Houston Matters

Full Show: Putting Faces On Skulls From San Jacinto, And Explaining Texas To Outsiders (April 30, 2018)

Posted on · On Monday's Houston Matters: Parents and advocates are calling on HISD to sue the state. Plus: A forensic artist brings to life the faces of soldiers lost at San Jacinto. Lawrence Wright talks about his book, God Save Texas. And Jeff Balke updates us on Houston sports.

Houston Matters

Misconceptions About Those Who Fought the Texas Revolution — and Why They Did

Posted on · (Above: The San Jacinto Monument. Photo: Michael Hagerty | Houston Public Media) On this day (April 21) in 1836, Texas forces won the Battle of San Jacinto, concluding the Texas Revolution. To mark the day, we listen back to a conversation Craig Cohen conducted on Feb. 24, 2016 about the people who prompted the revolution, […]

Houston Matters

Battle Reenactment Highlights the San Jacinto Festival

Posted on · (Above: The Battle of San Jacinto as depicted in an 1895 painting by Henry Arthur McArdle. Photo: Wikipedia Commons)The Battle of San Jacinto, fought on April 21, 1836, was the decisive battle of the Texas Revolution. Led by General Sam Houston, the Texian Army fought and defeated General Antonio López de Santa Anna’s Mexican army in a […]
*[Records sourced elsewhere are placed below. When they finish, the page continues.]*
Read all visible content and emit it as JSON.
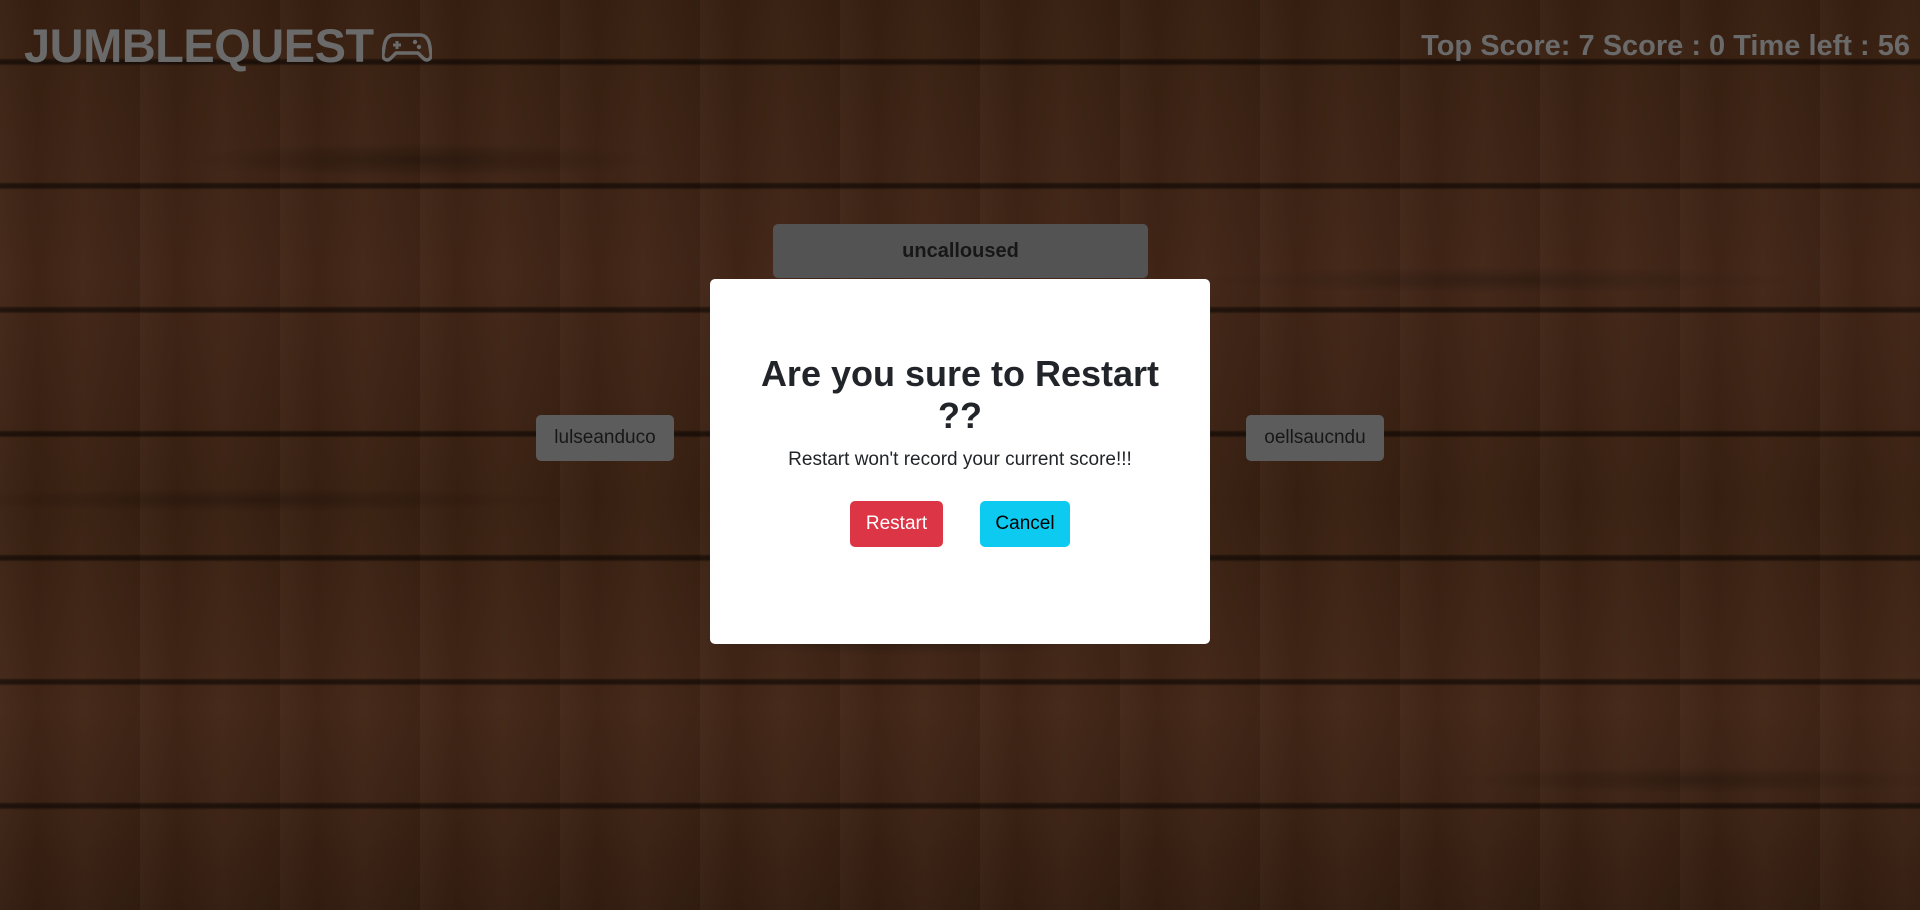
{
  "header": {
    "logo_text": "JUMBLEQUEST",
    "logo_icon": "gamepad-icon",
    "score_text": "Top Score: 7 Score : 0 Time left : 56"
  },
  "words": {
    "top": "uncalloused",
    "left": "lulseanduco",
    "right": "oellsaucndu"
  },
  "modal": {
    "title": "Are you sure to Restart ??",
    "message": "Restart won't record your current score!!!",
    "restart_label": "Restart",
    "cancel_label": "Cancel"
  },
  "colors": {
    "restart": "#dc3545",
    "cancel": "#0dcaf0",
    "tile": "#7b7b7b",
    "header_text": "#8e8e8e"
  }
}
Full Show

Rep. Ted Poe, and Venezuelan Corruption Comes to Houston: Friday’s Show (April 21, 2017)

Posted on · Congressman Ted Poe has had an eventful spring so far. The Republican representing the Second Congressional District of Texas, which covers many eastern and northern suburbs of Houston, announced his decision to leave the House Freedom Caucus after that group of more conservative representatives wouldn’t budge on a proposed replacement for the Affordable Care Act. Rep. Poe […]

Houston Matters

Murals on Storage Tanks Depict Images of Texas Independence

Posted on · We learn about two large murals on the sides of Shell storage tanks near Beltway 8 along Hwy 225. The murals depict scenes from the Battle of San Jacinto. Each mural measures forty feet by 140 feet. The artwork was created by Native Sun Productions, a media company based in San Antonio and Valparaiso, Ind.